“7. There is no doubt that questionable conduct of M/s Paradise Steel has been brought to record. But, when Sh. Naresh Joshi, partner of M/s Paradise Steel was examined on 07.01.2002, there was no question put to him as to whether any sum was due to M/s Paradise Steel Rolling Mills from M/s Patran Pipes and whether any sum was recoverable through Sh. Ashwani Kumar and Manoj Kumar. Similarly there was no question on the sum of Rs.1,45,000/- seized from the premises of Sh. Ashwani Kumar and Sh. Manoj Kumar. There is no statement at all recorded from Sh. Manoj Kumar nor from M/s Patran Pipes to bring a live link about the deal of goods whether flowing from M/s Paradise Steel. Record does not reveal whether this amount of Rs.1,45,000/- was due from M/s Patran Pipes prior to date of the seizure of the cash i.e. 29.11.2001. There is no contrary evidence of Revenue against sources of Rs.1,45,000/- explained by M/s Ashwani and Manoj Kumar brought out in adjudication. Invoices if any issued by M/s Paradise Steel in favour of M/s Patran Pipes showing sale of goods, if any, made by the former to the later are not in record. Of course, sale without invoices have been brought to record while controversy is on the recovery of cash of Rs.1,45,000/- from a third party. Cogent evidence showing that goods manufactured were not recorded in the books of M/s Paradise Steel have escaped payment of duty by clandestine removal has not come to record except mere suspicious and assumptions. Seizure of Rs.1,45,000/- being the only cause for the proceeding, in absence of evidence showing the seized money has direct nexus with clandestine removal there cannot be any assumption, presumption, surmise or suspicion to hold against the appellants since suspicion is not substitute of proof. When Sh. Naresh Joshi was never put to question as to the deal between M/s Patran Pipes and M/s Paradise Steel, nor also as to seizure of Rs.1,45,000/- nothing can be said that such sum was due to M/s Paradise Steel from M/s Ashwani and Manoj Kumar. There cannot be any presumption or suspicion for an arbitrarily taxation without any cogent evidence being brought on record. Finding and decision of the Ld. Commissioner (Appeals) can only impeachable if the same is perverse or contrary to law. But no cogent evidence has been brought out by Revenue to reverse his decision. Accordingly, Revenue’s Appeal has no legs to stand. While holding so the reasoning given by the Ld. Commissioner (Appeals) is not approved. He has baldly stated that cross examination did not establish the case of Revenue. It may be stated that cross-examination has demolished the case of Revenue but preponderance of probability was in favor of the Revenue. However, no cogent evidence having been brought to record to suggest deal of all the three parties with intimate connection or nexus of each other. This proves that the proceeding has been ill founded. Therefore, the adjudication is unsustainable in the eyes of law for which Revenue’s appeals are dismissed.”

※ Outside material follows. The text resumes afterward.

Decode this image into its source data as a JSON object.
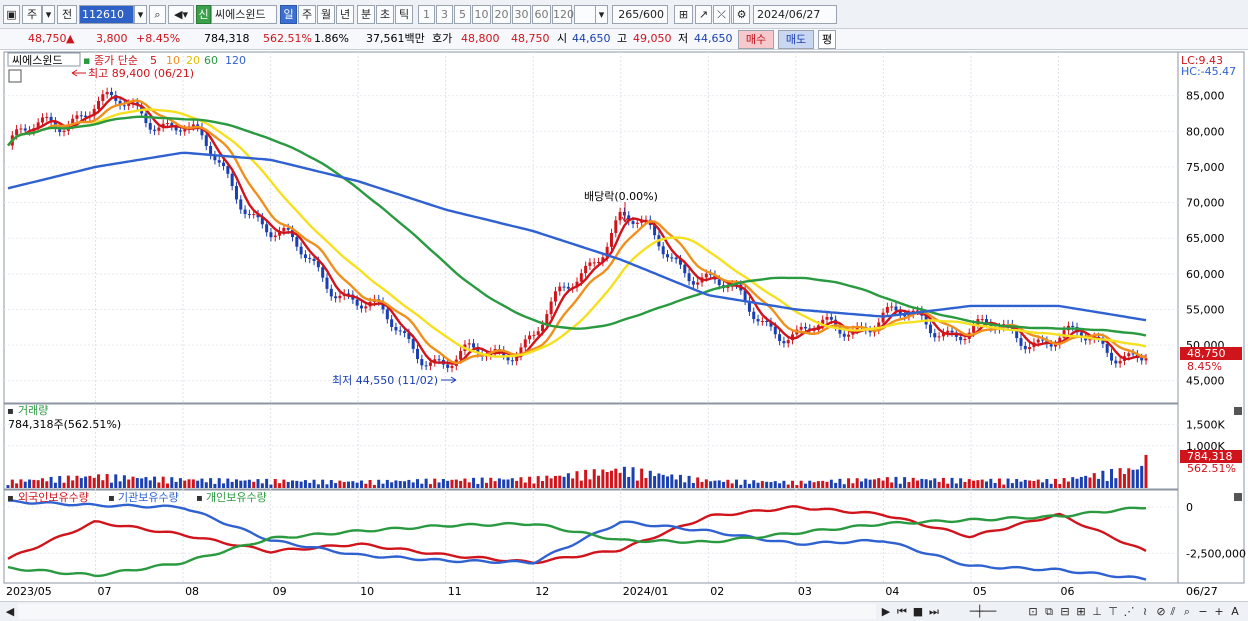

5. We have heard learned counsel for the appellant.
6. A perusal of impugned orders shows that there is concurrent finding of fact recorded by the Commissioner and the Tribunal that there was nothing to show that the amount of cash seized represented clandestine sale of excisable goods. The said finding is not shown in any manner to be perverse.
7. No substantial question of law arises.
The appeals are dismissed.
A photocopy of this order be placed on the file of each connected case.
February 21, 2011